Two of the three leagues that make up the Canadian Hockey League have yet to hit play on their season, but the Western Hockey League has announced their plans to get back on the ice. While no official start date has been named, the WHL has decided on a 24-game schedule that will begin upon final approval from health authorities in each provincial and state jurisdiction. According to their press release, those approvals should be announced “soon”.
With the WHL about to start and the Quebec Major Junior Hockey League already underway, where is the Ontario Hockey League? Amid a provincial-wide lockdown, there’s only uncertainty regarding the OHL’s immediate future, but they should plan to copy the WHL if they are given the go-ahead by the province.
Players Want to Play
According to social media, the number of players saying they want to play, no matter the sport, is high, considering we are in the midst of a pandemic. There is a long list of reasons why they want to play, but the important thing is they want to be back on the ice.
Kostas Manikis of the Sudbury Wolves tweeted that he wants to play. His thoughts are shared by many players in the OHL, including Thomas Johnston of the Ottawa 67’s. “Any amount of games is good as long as we can play,” said Johnston. “That’s a positive.”
This mirrors what happened earlier in the year with the NCAA and college football. Players ran a campaign trying to convince their conferences that they should be able to play. Eventually, it worked, and college football resumed.
While the situations are a little different and it might be more difficult for the OHL to stage a season, especially considering the financial resources of the NCAA vs. the OHL, the players want to be back on the ice.
In the end, the players don’t really have a say in what happens, but knowing they want to compete, even if it’s for a short 24-game schedule, might give the league some motivation to develop a plan.
The Year of Development
Some of the OHL’s talent found a spot playing overseas, but many players weren’t so lucky. Those who couldn’t find a place on a European team will lose a season of development which could be detrimental to their careers in the long run. “[It would make] a huge impact,” said Johnston. “Players are developing over the summer, growing and getting better and they don’t have a chance to show their developed skill in a real game.”
Just one lost season can impact CHL and OHL players for years to come. It could be felt in the draft for quite some time. This offseason in particular, if a team is considering two players they feel are equal, chances are they will opt for the one who was on the ice this season.
The only thing comparable to what’s happening right now would be a player who sustains a season-ending injury early in the season. That player would lose an entire year of development and might struggle to reach their full potential in what would have previously considered being a realistic timeline.

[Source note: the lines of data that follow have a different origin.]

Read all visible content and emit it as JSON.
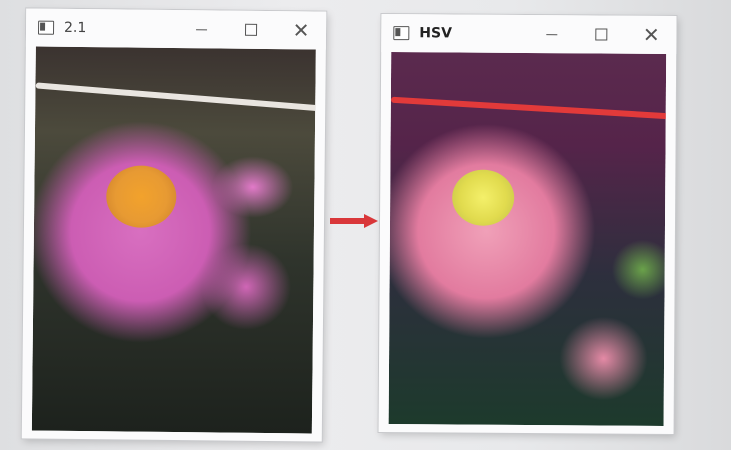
{
  "windows": [
    {
      "title": "2.1"
    },
    {
      "title": "HSV"
    }
  ],
  "controls": {
    "minimize": "minimize-icon",
    "maximize": "maximize-icon",
    "close": "close-icon"
  },
  "arrow": {
    "color": "#d9373a"
  }
}
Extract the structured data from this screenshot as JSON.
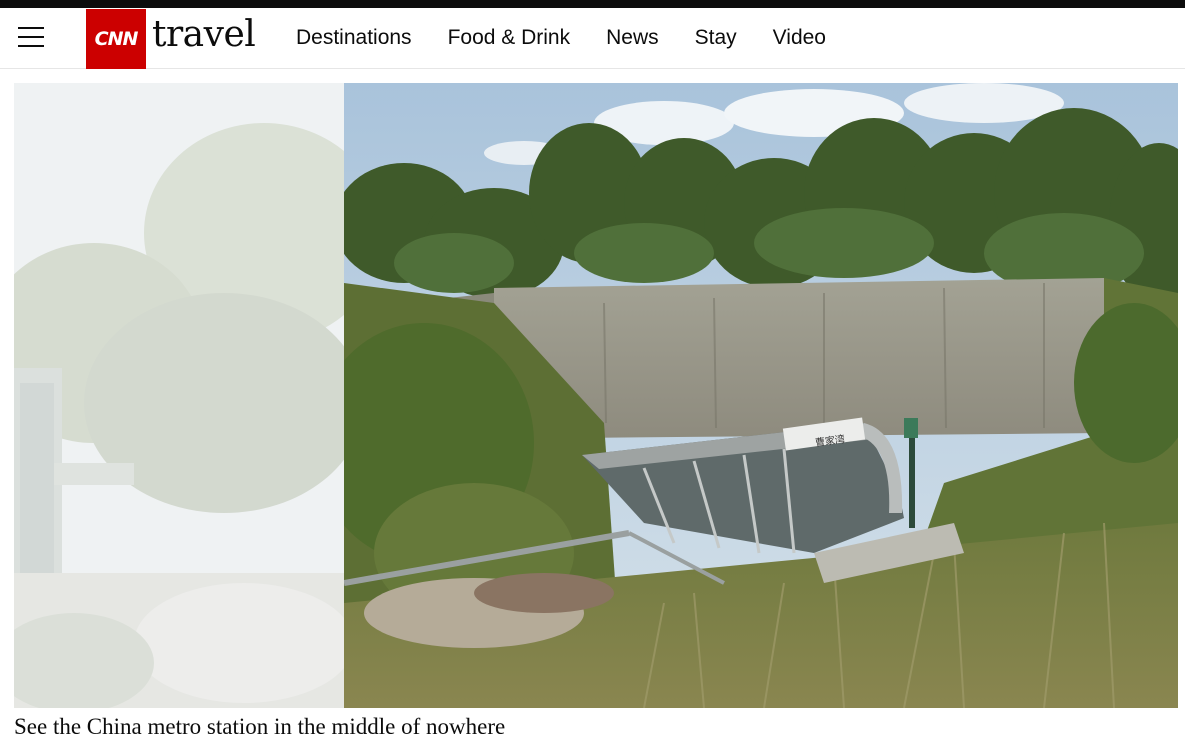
{
  "header": {
    "logo_mark": "CNN",
    "logo_word": "travel",
    "nav": [
      {
        "label": "Destinations"
      },
      {
        "label": "Food & Drink"
      },
      {
        "label": "News"
      },
      {
        "label": "Stay"
      },
      {
        "label": "Video"
      }
    ]
  },
  "gallery": {
    "caption": "See the China metro station in the middle of nowhere",
    "station_sign": "曹家湾"
  },
  "colors": {
    "brand_red": "#cc0000",
    "text": "#0c0c0c"
  }
}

Except that this time, it’s the entire league minus the players who were able to find that spot in Europe. There is no question that being on the ice would be better for the players, but it would be good for the league too.
In the Hands of COVID-19
As of now, the OHL is at the mercy of both COVID-19 and the Ontario Government. The Premiere of Ontario, Doug Ford recently declared the province to be in a state of emergency. There’s no reason to expect the provincial-wide lockdown to end any time soon, and it’s hard to expect that the OHL can play during that. The province has allowed NHL teams to play in their home arena, but the league is much better equipped to handle playing during the pandemic.
Unless the CHL receives help from the government, they will not be able to prove available testing and ensure their players are safe. Nor will they be able to ensure that that the billet families or the players themselves are safe and that any threat to the general public is minimized.
So far, there’s nothing to suggest that help is or isn’t on the way when it comes to aid from the government. It would take a lot for the OHL to want to play without fans in the stands and it would cause some teams bigger problems than others, but with the cost of testing with little to no revenue coming in, the OHL’s hands might be tied.
The Saskatchewan-based WHL teams have some help on the way. The government has dolled out $3 million to the province’s five franchises. The $600,000 will help them mitigate the costs of playing games without fans.
“The support from the Government of Saskatchewan will not only allow the teams to remain viable but will ensure we can continue to provide a world-class development and educational experience for our players,” said Ron Robinson, the commissioner of the WHL
Although the path to a season isn’t clear, there are steps taken by the WHL that outlines a possible return to play option for the OHL. They might be at the mercy of COVID-19, but that doesn’t mean the OHL and the Ontario government shouldn’t get together and plan for what a season could look like.